Duke, Progress complete merger; Progress CEO out
RALEIGH, N.C. (AP) — Duke Energy Corp. and Progress Energy Inc. said Tuesday they had completed their merger now valued at about $32 billion to form the nation's largest electric company. But the normally routine event came with a twist.
Bill Johnson, who was tapped to lead the combined company as president and chief executive, has decided to leave by "mutual agreement," the companies said.
Duke CEO Jim Rogers, who was expected to be executive chairman, has instead been named CEO of the new company.
"This is day one and we're all one group of employees," Rogers said in an interview. "They see what I see which is a belief in the long-term proposition of this combination. We put together the largest utility in this country. We see tremendous opportunities. We have a deep bench of capable people that can deliver."
Whether it was Johnson or the company's board that had a last-minute change of heart is unclear. But as late as Monday, Duke staffers were describing Johnson as the pending CEO and scheduling post-merger interviews for him as the top manager.
The company declined to answer questions about the switch.
"We are not going to address any questions with regard to the board's deliberations. Bill resigned by mutual agreement with the board," Ann Maynard Gray, lead director of Charlotte-based Duke Energy's board of directors, said in an interview.
Rogers said he spoke early Tuesday with about 60 of the combined company's top executives to keep them on board with the new leadership. Some of those executives coming over from Progress Energy likely had developed links to Johnson and may have expected that relationship to help them advance in the new company.
"It is very strange. We were not expecting that, so I don't know what to say," Bernstein Research analyst Francois Broquin said. "No one had any answer on what were the circumstances behind the change."
Broquin said the company leaders indicated in discussions Tuesday that Johnson's departure was not related to material performance of Progress Energy, but offered no other details.
Johnson did not explain his reasons for leaving in an email to Progress.
Rogers has twice before been the CEO leading his company through a merger, first when PSI Energy became part of Ohio-based Cinergy in 1988 and again when Cinergy merged with Duke Energy in 2006.
Duke won federal approval for the merger announced in January 2011 on June 8. The North Carolina Utilities Commission voted in favor of the deal last week. South Carolina's Public Service Commission approved an agreement Monday.
The combined company will serve about more than 7 million customers in North Carolina, Kentucky, Ohio, Indiana, Florida and South Carolina. Duke Energy's more than $100 billion in assets include power plants in Central America and South America and a growing portfolio of wind and solar renewable energy projects in the U.S.
Experts said the new company will be able to borrow money more cheaply, and it will use fewer coal-burning power plants in favor of ones that use natural gas. It's also expected to keep power prices stable.

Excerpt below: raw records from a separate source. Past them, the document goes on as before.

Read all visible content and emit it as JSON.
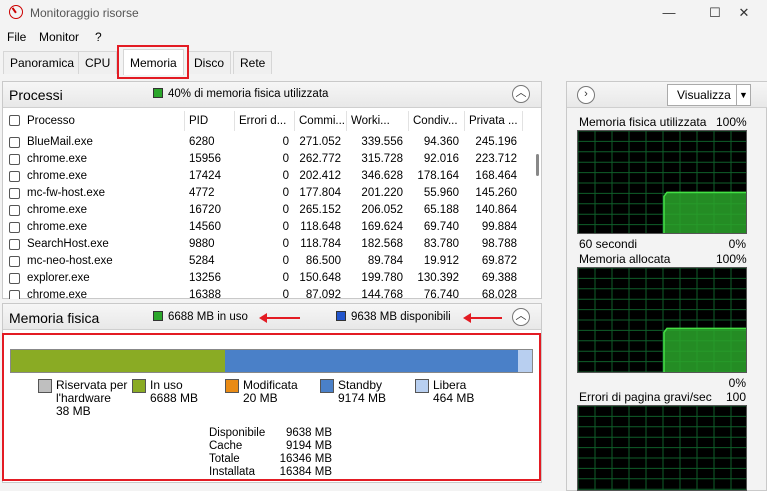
{
  "window": {
    "title": "Monitoraggio risorse",
    "minimize": "—",
    "maximize": "☐",
    "close": "✕"
  },
  "menu": [
    "File",
    "Monitor",
    "?"
  ],
  "tabs": [
    {
      "label": "Panoramica",
      "active": false
    },
    {
      "label": "CPU",
      "active": false
    },
    {
      "label": "Memoria",
      "active": true
    },
    {
      "label": "Disco",
      "active": false
    },
    {
      "label": "Rete",
      "active": false
    }
  ],
  "processi": {
    "title": "Processi",
    "status": "40% di memoria fisica utilizzata",
    "collapse_icon": "chevron-up-icon",
    "columns": [
      "Processo",
      "PID",
      "Errori d...",
      "Commi...",
      "Worki...",
      "Condiv...",
      "Privata ..."
    ],
    "rows": [
      [
        "BlueMail.exe",
        "6280",
        "0",
        "271.052",
        "339.556",
        "94.360",
        "245.196"
      ],
      [
        "chrome.exe",
        "15956",
        "0",
        "262.772",
        "315.728",
        "92.016",
        "223.712"
      ],
      [
        "chrome.exe",
        "17424",
        "0",
        "202.412",
        "346.628",
        "178.164",
        "168.464"
      ],
      [
        "mc-fw-host.exe",
        "4772",
        "0",
        "177.804",
        "201.220",
        "55.960",
        "145.260"
      ],
      [
        "chrome.exe",
        "16720",
        "0",
        "265.152",
        "206.052",
        "65.188",
        "140.864"
      ],
      [
        "chrome.exe",
        "14560",
        "0",
        "118.648",
        "169.624",
        "69.740",
        "99.884"
      ],
      [
        "SearchHost.exe",
        "9880",
        "0",
        "118.784",
        "182.568",
        "83.780",
        "98.788"
      ],
      [
        "mc-neo-host.exe",
        "5284",
        "0",
        "86.500",
        "89.784",
        "19.912",
        "69.872"
      ],
      [
        "explorer.exe",
        "13256",
        "0",
        "150.648",
        "199.780",
        "130.392",
        "69.388"
      ],
      [
        "chrome.exe",
        "16388",
        "0",
        "87.092",
        "144.768",
        "76.740",
        "68.028"
      ]
    ]
  },
  "memoria_fisica": {
    "title": "Memoria fisica",
    "in_uso_header": "6688 MB in uso",
    "disponibili_header": "9638 MB disponibili",
    "segments": [
      {
        "name": "Riservata per l'hardware",
        "mb": 38,
        "color": "#bfbfbf"
      },
      {
        "name": "In uso",
        "mb": 6688,
        "color": "#8aab24"
      },
      {
        "name": "Modificata",
        "mb": 20,
        "color": "#e98b15"
      },
      {
        "name": "Standby",
        "mb": 9174,
        "color": "#4a80c8"
      },
      {
        "name": "Libera",
        "mb": 464,
        "color": "#b8cff0"
      }
    ],
    "legend": [
      {
        "label": "Riservata per\nl'hardware",
        "value": "38 MB",
        "color": "#bfbfbf"
      },
      {
        "label": "In uso",
        "value": "6688 MB",
        "color": "#8aab24"
      },
      {
        "label": "Modificata",
        "value": "20 MB",
        "color": "#e98b15"
      },
      {
        "label": "Standby",
        "value": "9174 MB",
        "color": "#4a80c8"
      },
      {
        "label": "Libera",
        "value": "464 MB",
        "color": "#b8cff0"
      }
    ],
    "summary": [
      {
        "label": "Disponibile",
        "value": "9638 MB"
      },
      {
        "label": "Cache",
        "value": "9194 MB"
      },
      {
        "label": "Totale",
        "value": "16346 MB"
      },
      {
        "label": "Installata",
        "value": "16384 MB"
      }
    ]
  },
  "right_panel": {
    "expand_icon": "chevron-right-icon",
    "view_button": "Visualizza",
    "graphs": [
      {
        "title": "Memoria fisica utilizzata",
        "max": "100%",
        "left_footer": "60 secondi",
        "right_footer": "0%",
        "level": 0.41
      },
      {
        "title": "Memoria allocata",
        "max": "100%",
        "left_footer": "",
        "right_footer": "0%",
        "level": 0.43
      },
      {
        "title": "Errori di pagina gravi/sec",
        "max": "100",
        "left_footer": "",
        "right_footer": "",
        "level": 0
      }
    ]
  },
  "colors": {
    "highlight": "#e31b23",
    "graph_fill": "#2aa52a",
    "graph_grid": "#0f5e2a"
  }
}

Regulators saw the deal as the best possible in an environment of energy industry consolidation.
Rogers said on a conference call with analysts that his top focus would be realizing the promised savings from the merger, followed by coping with the costs of a shutdown at Progress Energy's Crystal River nuclear plant in Florida. Crystal River has been down for repairs since 2009 and isn't expected to operate again until 2014.
Among the benefits Rogers stressed was that adding Progress Energy's regulated markets in the Carolinas and Florida increases the new company's percentage of revenues from regulated electricity sales, a business in which profits are controlled by state regulators but largely assured. About 85 to 90 percent of the combined company's revenues will come from its regulated business, compared to about 75 percent for Duke Energy before the merger, a spokesman said.
Duke Energy said it continues to project 2012 earnings at between $4.20 and $4.35 per share after accounting for a reverse stock split giving shareholders one share in the expanded company for every three shares they now own.
The price for each share tripled after the reverse split and the combined company's stock closed Tuesday at $68.69 per share.